Cilantro Mint Chutney, Cucumber Raita, or plain yogurt go great with Aloo Gobi. Like most curries with drier consistencies, Aloo Gobi is usually served with roti, naan, or other bread. You can also pair with rice, serve it in a wrap, make tacos with it, use as a filling for parathas, and so much more!
How to Store and Reheat Aloo Gobi
Aloo Gobi keeps well in the fridge in an airtight container for 3-4 days. I wouldn’t recommend freezing it as I find the cubed potatoes lose taste and texture after being thawed.
More Vegan and Vegetarian curry recipes:
- Chana Masala – (Authentic Chickpea Curry)
- Aloo Palak (Spinach & Potato Curry)
- Zucchini/Courgette Curry (Toriyan)
- Okra Curry (Bhindi)
- Smoked Eggplant Curry (Baingan Bharta)
Tried this recipe? If you have a minute, please consider leaving a comment & star rating below and telling me how it was! If you’re on Instagram, please tag me so I can see your creations. I truly love hearing from you! Thank you!
Cauliflower and Potato Curry (Aloo Gobi Recipe)
- 1/4 cup grapeseed or other neutral oil
- 1 tsp cumin seeds
- 1 (~220-240 g) medium yellow onion, finely chopped
- 5 garlic cloves, crushed
- 3/4-1 inch piece ginger, crushed
- 2-3 (~300 g) small tomatoes (depending on how strong you want the tomato flavor), finely chopped
- 2 tsp coriander powder

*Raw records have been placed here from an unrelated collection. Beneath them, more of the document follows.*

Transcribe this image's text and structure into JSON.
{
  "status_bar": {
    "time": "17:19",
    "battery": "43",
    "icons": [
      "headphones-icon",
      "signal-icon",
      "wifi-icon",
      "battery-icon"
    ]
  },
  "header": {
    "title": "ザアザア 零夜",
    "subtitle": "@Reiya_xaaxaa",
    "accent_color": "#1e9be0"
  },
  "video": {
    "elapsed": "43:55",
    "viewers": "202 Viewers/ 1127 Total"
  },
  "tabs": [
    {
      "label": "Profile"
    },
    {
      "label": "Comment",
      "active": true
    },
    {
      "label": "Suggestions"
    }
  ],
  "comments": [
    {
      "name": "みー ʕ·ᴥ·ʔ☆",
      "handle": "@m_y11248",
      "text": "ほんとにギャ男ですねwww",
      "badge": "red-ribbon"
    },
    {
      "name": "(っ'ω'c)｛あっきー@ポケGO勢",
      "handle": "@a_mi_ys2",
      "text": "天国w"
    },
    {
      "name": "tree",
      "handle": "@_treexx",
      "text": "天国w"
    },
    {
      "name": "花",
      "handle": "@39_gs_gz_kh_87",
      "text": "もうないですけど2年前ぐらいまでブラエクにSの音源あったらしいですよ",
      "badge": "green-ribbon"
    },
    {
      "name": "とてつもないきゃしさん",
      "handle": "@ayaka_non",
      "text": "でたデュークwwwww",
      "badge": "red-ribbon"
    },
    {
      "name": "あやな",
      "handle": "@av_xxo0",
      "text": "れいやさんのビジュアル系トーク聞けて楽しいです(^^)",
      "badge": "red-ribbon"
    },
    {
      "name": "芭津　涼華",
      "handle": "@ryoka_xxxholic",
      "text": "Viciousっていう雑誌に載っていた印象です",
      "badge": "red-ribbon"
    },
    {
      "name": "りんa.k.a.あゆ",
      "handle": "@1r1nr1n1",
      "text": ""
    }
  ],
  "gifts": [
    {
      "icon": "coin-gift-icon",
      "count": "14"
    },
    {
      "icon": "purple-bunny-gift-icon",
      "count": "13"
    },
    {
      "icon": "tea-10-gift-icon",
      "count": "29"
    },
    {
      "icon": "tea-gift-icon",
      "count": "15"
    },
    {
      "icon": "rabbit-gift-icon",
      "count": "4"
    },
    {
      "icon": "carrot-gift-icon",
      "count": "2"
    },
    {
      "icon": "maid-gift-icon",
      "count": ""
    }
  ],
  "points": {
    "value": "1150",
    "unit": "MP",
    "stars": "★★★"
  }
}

- 1 tsp cumin powder
- 1/2 tsp turmeric powder
- 1/4-1/2 tsp red chili powder, or to taste
- 1/4 tsp ground black pepper
- 1 1/4 tsp salt
- 1 small (~1 lb chopped) head of cauliflower, cut into small florets with excess stems sliced
- 2 small (~350 g) russet potatoes, peeled and cut into 1/2-inch cubes, and placed in a bowl of water to prevent browning
- 1 small green chili pepper, sliced or chopped
- 1/2 tsp garam masala
- 1/2-1 tsp soy sauce (regular, GF soy sauce, or tamari), optional
- 1 tsp lemon or lime juice, plus more to taste
- 2 tbsp chopped cilantro leaves
- large non-stick or heavy-bottomed pot with lid
- Heat oil in a non-stick pan or heavy-bottomed pot over medium-high heat. Add the cumin seeds and let them sizzle for a few seconds. Add the chopped onion and sauté, stirring frequently, until it turns golden (~6-7 min).
- Add the garlic and ginger and sauté until the raw smell disappears, about 30 seconds. Add the tomatoes, spice powders (coriander, cumin, turmeric, red chili, black pepper) and salt. Cook until the tomatoes are soft and the oil begins to separate from them (~4-5 min). If needed, deglaze the pan with 2 tbsp of water to help the tomatoes.
- Add the potatoes, cauliflower, and green chili pepper. Sauté for about 5 minutes, until softened.
- Turn the heat down to low-medium, cover, and let cook for about 25 minutes, stirring once or twice in between. (See Note 1)
- When the vegetables are completely tender (there should be little resistance when you break the potato) and all the moisture is gone (See Note 2), turn off the heat.